• [Data records for software interfaces]

================

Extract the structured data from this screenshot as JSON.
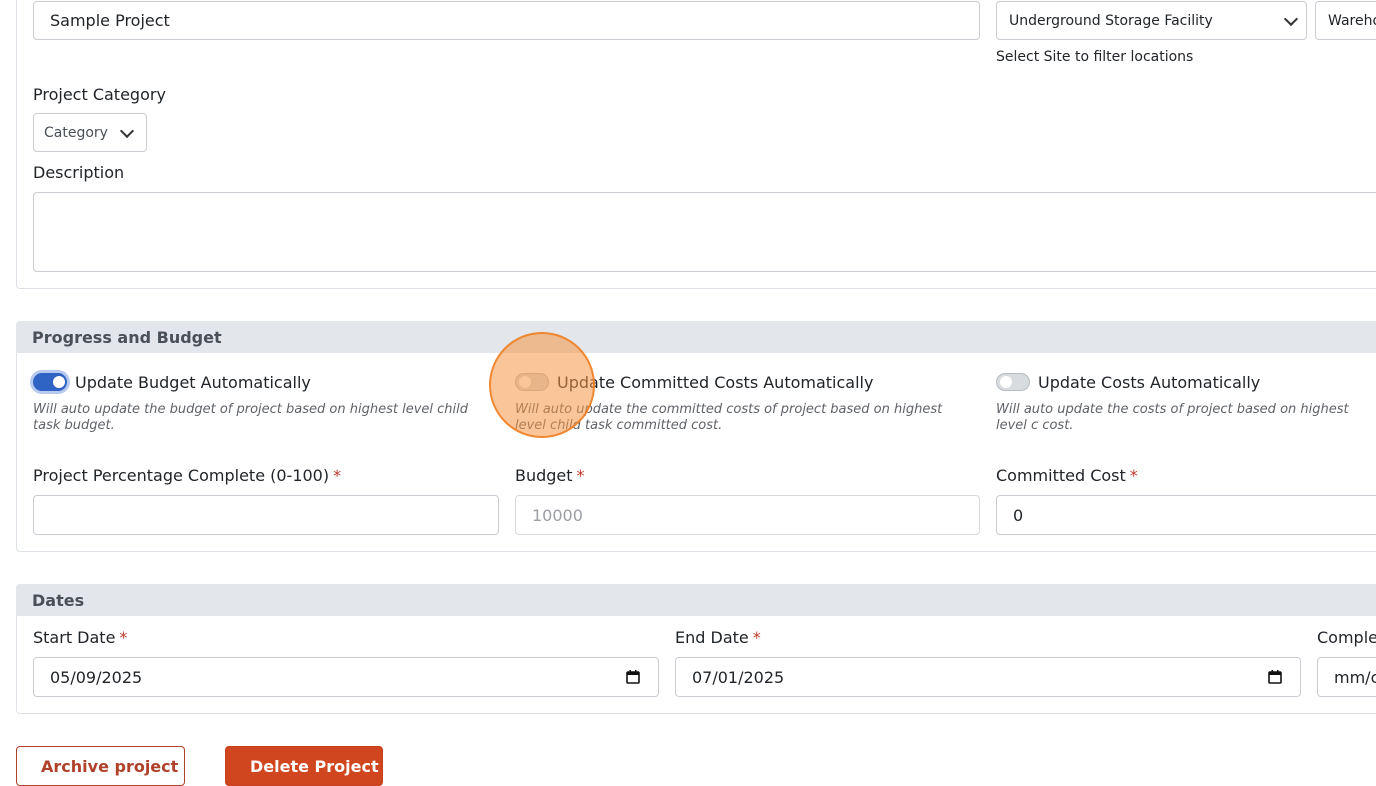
{
  "general": {
    "project_name_value": "Sample Project",
    "site_value": "Underground Storage Facility",
    "location_value": "Wareho",
    "site_help": "Select Site to filter locations",
    "category_label": "Project Category",
    "category_value": "Category",
    "description_label": "Description",
    "description_value": ""
  },
  "progress": {
    "title": "Progress and Budget",
    "toggles": [
      {
        "label": "Update Budget Automatically",
        "on": true,
        "note": "Will auto update the budget of project based on highest level child task budget."
      },
      {
        "label": "Update Committed Costs Automatically",
        "on": false,
        "note": "Will auto update the committed costs of project based on highest level child task committed cost."
      },
      {
        "label": "Update Costs Automatically",
        "on": false,
        "note": "Will auto update the costs of project based on highest level c cost."
      }
    ],
    "percent_label": "Project Percentage Complete (0-100)",
    "percent_value": "",
    "budget_label": "Budget",
    "budget_placeholder": "10000",
    "committed_label": "Committed Cost",
    "committed_value": "0",
    "required_mark": "*"
  },
  "dates": {
    "title": "Dates",
    "start_label": "Start Date",
    "start_value": "05/09/2025",
    "end_label": "End Date",
    "end_value": "07/01/2025",
    "complete_label": "Complet",
    "complete_value": "mm/c"
  },
  "actions": {
    "archive_label": "Archive project",
    "delete_label": "Delete Project"
  },
  "colors": {
    "accent": "#2f63c4",
    "danger": "#d0461f",
    "required": "#c0392b"
  }
}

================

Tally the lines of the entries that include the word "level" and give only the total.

3